*** Opening of Provided data ***
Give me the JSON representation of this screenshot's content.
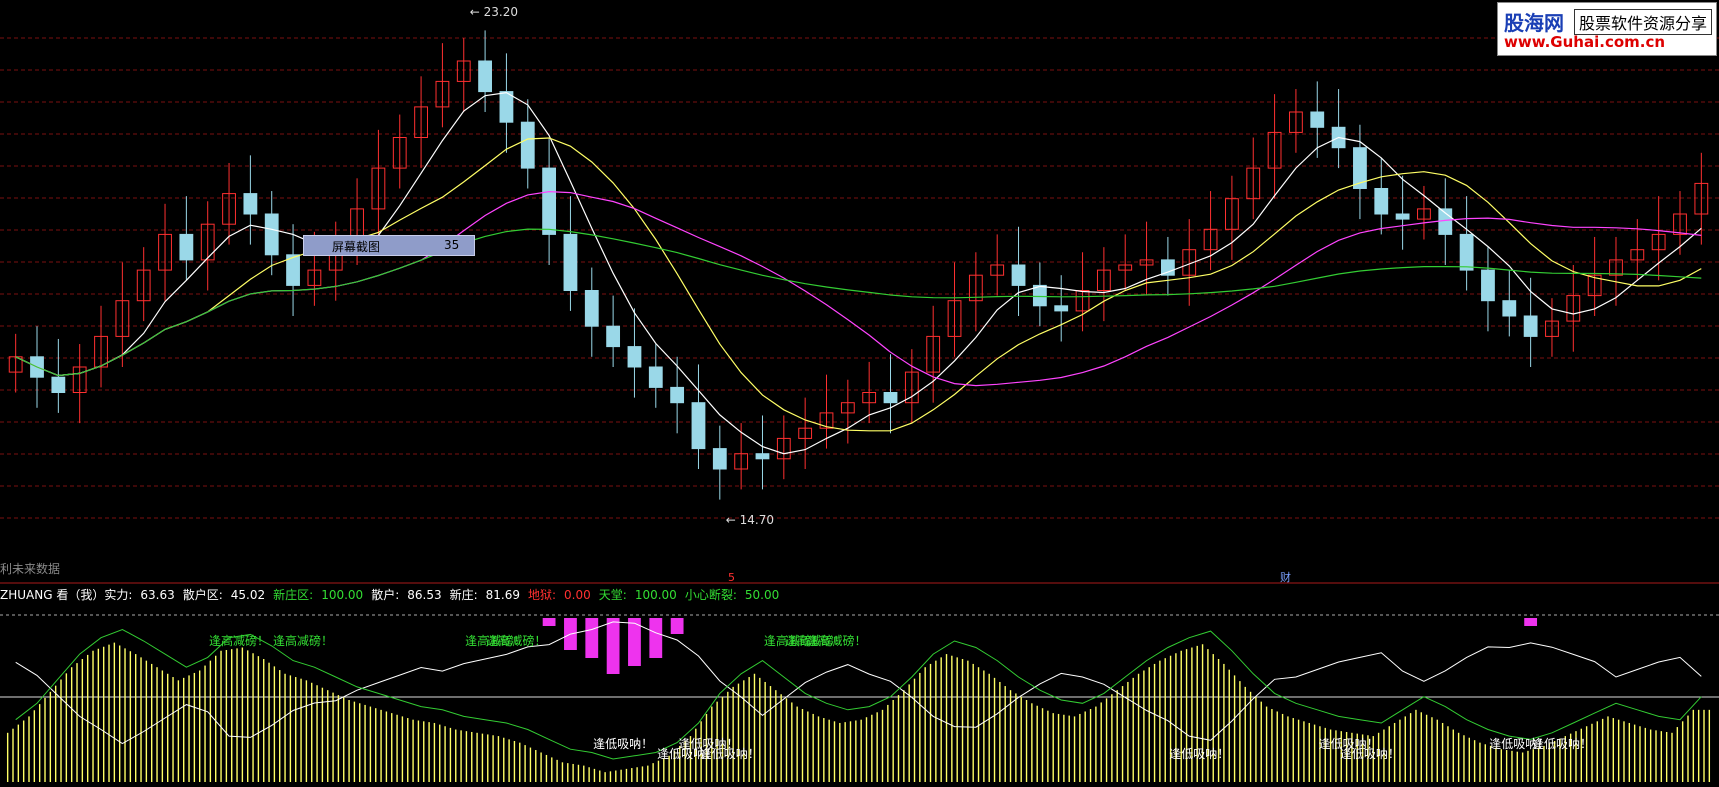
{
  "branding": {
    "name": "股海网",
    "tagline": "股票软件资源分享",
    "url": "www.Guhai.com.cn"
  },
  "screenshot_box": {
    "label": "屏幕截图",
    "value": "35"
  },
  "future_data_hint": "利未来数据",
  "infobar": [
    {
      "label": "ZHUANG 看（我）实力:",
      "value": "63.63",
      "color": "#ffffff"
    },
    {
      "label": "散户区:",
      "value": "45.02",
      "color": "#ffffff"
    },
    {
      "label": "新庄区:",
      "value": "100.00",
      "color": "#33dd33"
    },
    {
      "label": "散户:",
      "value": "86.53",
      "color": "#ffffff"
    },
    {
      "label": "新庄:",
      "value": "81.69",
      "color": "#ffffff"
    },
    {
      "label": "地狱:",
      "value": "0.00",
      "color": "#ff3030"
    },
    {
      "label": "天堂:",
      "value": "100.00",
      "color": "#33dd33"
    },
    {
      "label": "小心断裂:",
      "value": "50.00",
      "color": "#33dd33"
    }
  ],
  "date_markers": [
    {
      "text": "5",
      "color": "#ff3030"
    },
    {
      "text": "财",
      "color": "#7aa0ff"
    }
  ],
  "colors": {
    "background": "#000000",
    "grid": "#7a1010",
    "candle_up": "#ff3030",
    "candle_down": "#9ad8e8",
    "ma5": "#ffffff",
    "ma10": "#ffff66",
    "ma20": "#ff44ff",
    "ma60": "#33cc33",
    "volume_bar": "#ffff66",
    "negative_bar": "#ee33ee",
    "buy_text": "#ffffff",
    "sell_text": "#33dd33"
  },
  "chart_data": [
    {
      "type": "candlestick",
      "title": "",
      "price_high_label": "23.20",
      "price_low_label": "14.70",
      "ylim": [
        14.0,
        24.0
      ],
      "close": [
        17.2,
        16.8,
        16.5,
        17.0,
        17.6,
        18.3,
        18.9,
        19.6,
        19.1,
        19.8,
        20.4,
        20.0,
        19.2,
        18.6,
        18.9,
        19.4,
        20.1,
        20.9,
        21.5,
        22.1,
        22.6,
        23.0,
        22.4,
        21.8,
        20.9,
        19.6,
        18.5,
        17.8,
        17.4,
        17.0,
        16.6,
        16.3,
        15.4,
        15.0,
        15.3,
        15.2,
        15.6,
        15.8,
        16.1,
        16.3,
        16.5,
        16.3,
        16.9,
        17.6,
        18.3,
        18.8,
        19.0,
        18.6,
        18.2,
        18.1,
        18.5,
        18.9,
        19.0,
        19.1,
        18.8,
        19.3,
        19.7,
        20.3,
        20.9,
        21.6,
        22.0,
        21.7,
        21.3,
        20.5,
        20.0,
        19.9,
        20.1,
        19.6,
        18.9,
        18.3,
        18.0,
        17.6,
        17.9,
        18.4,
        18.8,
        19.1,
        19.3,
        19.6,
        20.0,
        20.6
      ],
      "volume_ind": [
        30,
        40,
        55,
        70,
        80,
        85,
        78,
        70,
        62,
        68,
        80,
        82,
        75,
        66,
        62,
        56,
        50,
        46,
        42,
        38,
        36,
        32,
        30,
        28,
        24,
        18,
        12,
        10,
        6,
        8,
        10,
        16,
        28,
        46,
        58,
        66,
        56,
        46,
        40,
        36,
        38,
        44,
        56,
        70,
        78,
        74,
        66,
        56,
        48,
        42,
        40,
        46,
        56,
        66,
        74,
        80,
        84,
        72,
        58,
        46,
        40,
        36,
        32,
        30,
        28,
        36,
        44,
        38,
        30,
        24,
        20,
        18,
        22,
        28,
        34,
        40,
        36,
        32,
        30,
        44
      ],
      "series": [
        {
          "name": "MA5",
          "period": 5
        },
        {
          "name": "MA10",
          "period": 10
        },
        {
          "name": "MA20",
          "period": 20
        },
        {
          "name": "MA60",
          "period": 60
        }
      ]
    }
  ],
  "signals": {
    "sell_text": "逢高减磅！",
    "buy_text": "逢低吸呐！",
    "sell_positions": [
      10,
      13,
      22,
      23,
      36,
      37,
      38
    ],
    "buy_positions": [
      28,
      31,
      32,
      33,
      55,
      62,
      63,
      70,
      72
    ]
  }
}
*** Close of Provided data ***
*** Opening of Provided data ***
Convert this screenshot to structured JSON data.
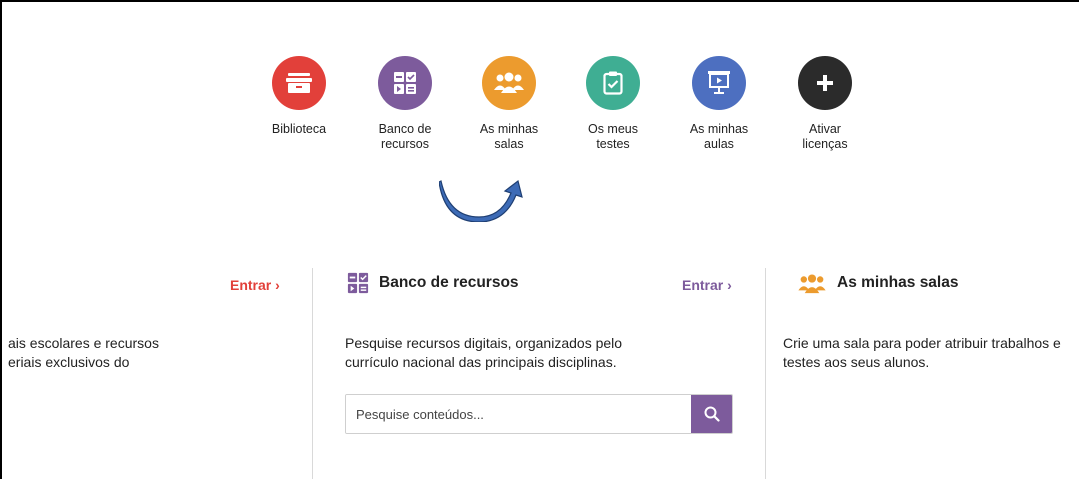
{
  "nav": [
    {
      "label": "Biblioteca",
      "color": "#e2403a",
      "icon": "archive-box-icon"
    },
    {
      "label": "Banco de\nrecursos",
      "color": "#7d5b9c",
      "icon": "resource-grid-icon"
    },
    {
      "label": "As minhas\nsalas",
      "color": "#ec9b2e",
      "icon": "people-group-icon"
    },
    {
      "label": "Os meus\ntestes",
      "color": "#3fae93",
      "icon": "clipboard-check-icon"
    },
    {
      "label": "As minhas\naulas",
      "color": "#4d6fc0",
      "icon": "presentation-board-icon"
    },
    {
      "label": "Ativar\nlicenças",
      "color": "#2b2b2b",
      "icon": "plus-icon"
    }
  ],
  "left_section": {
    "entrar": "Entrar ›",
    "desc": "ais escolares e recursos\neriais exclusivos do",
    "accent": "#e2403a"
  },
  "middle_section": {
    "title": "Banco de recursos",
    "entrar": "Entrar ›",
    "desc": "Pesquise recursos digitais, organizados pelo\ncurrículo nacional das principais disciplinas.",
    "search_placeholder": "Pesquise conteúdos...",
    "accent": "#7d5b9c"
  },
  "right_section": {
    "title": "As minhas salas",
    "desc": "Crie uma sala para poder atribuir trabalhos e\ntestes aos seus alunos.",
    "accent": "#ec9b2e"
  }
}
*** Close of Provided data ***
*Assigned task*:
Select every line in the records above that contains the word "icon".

*Response box*:
      "icon": "archive-box-icon"
      "icon": "resource-grid-icon"
      "icon": "people-group-icon"
      "icon": "clipboard-check-icon"
      "icon": "presentation-board-icon"
      "icon": "plus-icon"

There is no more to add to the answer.